Data entries
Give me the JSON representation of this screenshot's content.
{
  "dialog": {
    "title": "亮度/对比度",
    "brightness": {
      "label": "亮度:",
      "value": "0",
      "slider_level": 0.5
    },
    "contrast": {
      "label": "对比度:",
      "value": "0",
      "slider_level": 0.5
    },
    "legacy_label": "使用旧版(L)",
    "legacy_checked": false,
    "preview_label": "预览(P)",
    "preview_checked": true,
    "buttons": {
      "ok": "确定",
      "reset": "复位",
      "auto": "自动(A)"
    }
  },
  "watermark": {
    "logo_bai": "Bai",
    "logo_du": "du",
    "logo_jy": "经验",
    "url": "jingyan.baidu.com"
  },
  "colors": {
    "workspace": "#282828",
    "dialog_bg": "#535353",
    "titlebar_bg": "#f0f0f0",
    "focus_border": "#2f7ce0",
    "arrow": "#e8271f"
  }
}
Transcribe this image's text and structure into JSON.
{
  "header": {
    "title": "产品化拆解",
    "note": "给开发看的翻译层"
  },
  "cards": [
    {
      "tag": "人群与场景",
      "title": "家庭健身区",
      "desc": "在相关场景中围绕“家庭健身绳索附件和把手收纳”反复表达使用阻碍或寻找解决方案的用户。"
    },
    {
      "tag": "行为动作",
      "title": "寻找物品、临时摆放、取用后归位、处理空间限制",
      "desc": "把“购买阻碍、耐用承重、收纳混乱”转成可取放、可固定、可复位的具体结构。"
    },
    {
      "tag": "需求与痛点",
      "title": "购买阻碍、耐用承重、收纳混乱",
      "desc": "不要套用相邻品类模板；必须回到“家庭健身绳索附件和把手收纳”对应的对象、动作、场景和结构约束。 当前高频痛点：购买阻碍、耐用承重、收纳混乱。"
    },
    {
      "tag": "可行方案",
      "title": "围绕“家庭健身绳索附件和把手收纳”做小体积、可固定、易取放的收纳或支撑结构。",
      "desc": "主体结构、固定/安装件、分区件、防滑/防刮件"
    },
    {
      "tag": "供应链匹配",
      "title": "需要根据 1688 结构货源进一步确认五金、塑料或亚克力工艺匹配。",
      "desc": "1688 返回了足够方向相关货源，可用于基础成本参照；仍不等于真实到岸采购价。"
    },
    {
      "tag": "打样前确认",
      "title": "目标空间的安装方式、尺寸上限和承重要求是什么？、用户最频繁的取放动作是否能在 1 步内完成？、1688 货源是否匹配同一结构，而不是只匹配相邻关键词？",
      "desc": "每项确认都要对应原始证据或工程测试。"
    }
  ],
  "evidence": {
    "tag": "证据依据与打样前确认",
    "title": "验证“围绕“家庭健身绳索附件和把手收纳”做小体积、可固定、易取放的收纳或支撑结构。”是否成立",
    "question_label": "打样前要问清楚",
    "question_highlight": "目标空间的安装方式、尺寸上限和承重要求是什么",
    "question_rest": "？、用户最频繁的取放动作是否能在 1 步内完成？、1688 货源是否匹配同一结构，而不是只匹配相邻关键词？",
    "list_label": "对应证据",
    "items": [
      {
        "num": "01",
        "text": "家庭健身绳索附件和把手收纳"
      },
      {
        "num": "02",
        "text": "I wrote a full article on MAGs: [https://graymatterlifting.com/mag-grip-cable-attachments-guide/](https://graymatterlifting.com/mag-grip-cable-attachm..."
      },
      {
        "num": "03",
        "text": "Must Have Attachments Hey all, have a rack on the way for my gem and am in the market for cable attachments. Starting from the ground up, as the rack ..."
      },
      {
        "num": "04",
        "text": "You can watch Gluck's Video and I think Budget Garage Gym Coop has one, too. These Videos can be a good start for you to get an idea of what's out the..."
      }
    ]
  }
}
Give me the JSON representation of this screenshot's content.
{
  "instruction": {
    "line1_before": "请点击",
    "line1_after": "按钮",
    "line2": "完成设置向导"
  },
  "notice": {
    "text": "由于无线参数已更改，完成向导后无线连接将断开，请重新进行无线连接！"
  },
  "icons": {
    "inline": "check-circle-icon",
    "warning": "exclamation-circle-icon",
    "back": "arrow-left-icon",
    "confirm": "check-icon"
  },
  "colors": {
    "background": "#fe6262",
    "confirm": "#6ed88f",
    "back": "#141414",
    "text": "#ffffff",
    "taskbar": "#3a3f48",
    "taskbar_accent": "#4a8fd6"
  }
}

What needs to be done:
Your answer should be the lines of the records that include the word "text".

Output below:
Transcribe this image's text and structure into JSON.
        "text": "家庭健身绳索附件和把手收纳"
        "text": "I wrote a full article on MAGs: [https://graymatterlifting.com/mag-grip-cable-attachments-guide/](https://graymatterlifting.com/mag-grip-cable-attachm..."
        "text": "Must Have Attachments Hey all, have a rack on the way for my gem and am in the market for cable attachments. Starting from the ground up, as the rack ..."
        "text": "You can watch Gluck's Video and I think Budget Garage Gym Coop has one, too. These Videos can be a good start for you to get an idea of what's out the..."
    "text": "由于无线参数已更改，完成向导后无线连接将断开，请重新进行无线连接！"
    "text": "#ffffff",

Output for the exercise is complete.